Will Mr. Lamrock's improve French language learning for all students? Let's hope it does. I like how he calls French instruction in grade-four pre-intensive French. I would call that Core French instruction for 150 minutes per week. Mr. Lamrock hope that students in the regular classes will achieve intermediate French by the end of high school. Those in French Immersion will perform at an advanced level. I rate the intermediate level as a B1 or B2 on the European Language Portfolio scale. The advanced level would be at C1.
I will agree with Mr. Lamrock and describe the performance of students learning French in Core French classes as abysmal. Most of these students are exposed to French for only forty minutes within the classroom. Outside, it's all English. As a sidenote, I am not fond of the text booklets that students use such as Acti-vie. There is very little cultural insight presented in these booklets. The layout seems very generic. I don't get a sense that students have ownership with these booklets. That's just a pet-peeve of mine. Students need a sense of ownership in the Core French language program. The need to communicate and feel successful. One good program that I have heard is AIM that gets students to communicate using gestures. Students and their parents need to know that if they complete French by the end of secondary school that they will be able to communicate independently and functionally in French. Core French students also need opportunities to be exposed to French outside the classroom. These opportunities should not be just limited for French Immersion students.

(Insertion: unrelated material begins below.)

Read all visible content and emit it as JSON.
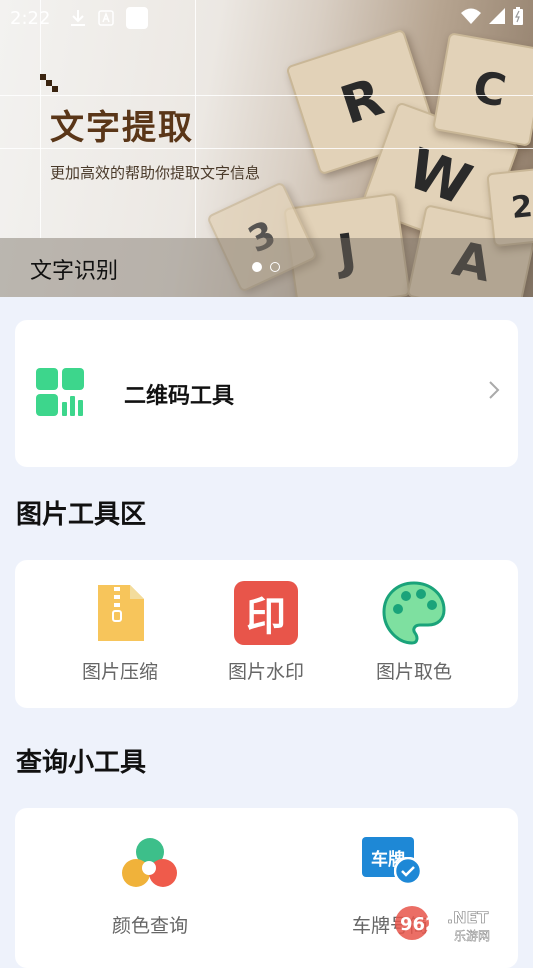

The irony with discussion about streaming and de-streaming is that in Alberta, the public school boards in Calgary and Edmonton offer many different kinds of programs such as French Immersion, International Languages, and gender based schooling. There are other programs. The results are that their students perform better than those in New Brunswick. Schools are tailored to the students--not the other way around.
Someday, I hope students in New Brunswick and Ontario will be able to learn other languages starting in elementary school. Students can start French in the early grades. In grade-seven, they can start learning another language such as German, Spanish, Italian, Japanese, Mandarin, and Korean for example. Let's broaden our horizons. Let's include French and other languages together.
Sunday, August 3, 2008
Blogger Christian Conservative says, "Guelphites reject negative Liberal campaign." Which Guelphites?
Is the letter writer, Barry Osmond, just an average Guelphite or is he in some way or manner connected to the Conservative Party? You decide.
Here's a past dinner invitation from Barry "average citizen" Osmond and friend:
Friday, August 1, 2008
I love Chinese shopping malls in Toronto. One mall has shops along corridors named mostly after lucky numerical streets. There's 8th Street, 18th Street, 28th Street, and Pirate Avenue. White people love Pirate Avenue. Ten DVD's for $20. Without Pirate Avenue, white people wouldn't bother going into a North American Chinese shopping mall. It's bad enough trying to get into the parking lot. It's worse trying to get out. The Chinese haven't figured out the Feng Shui of parking.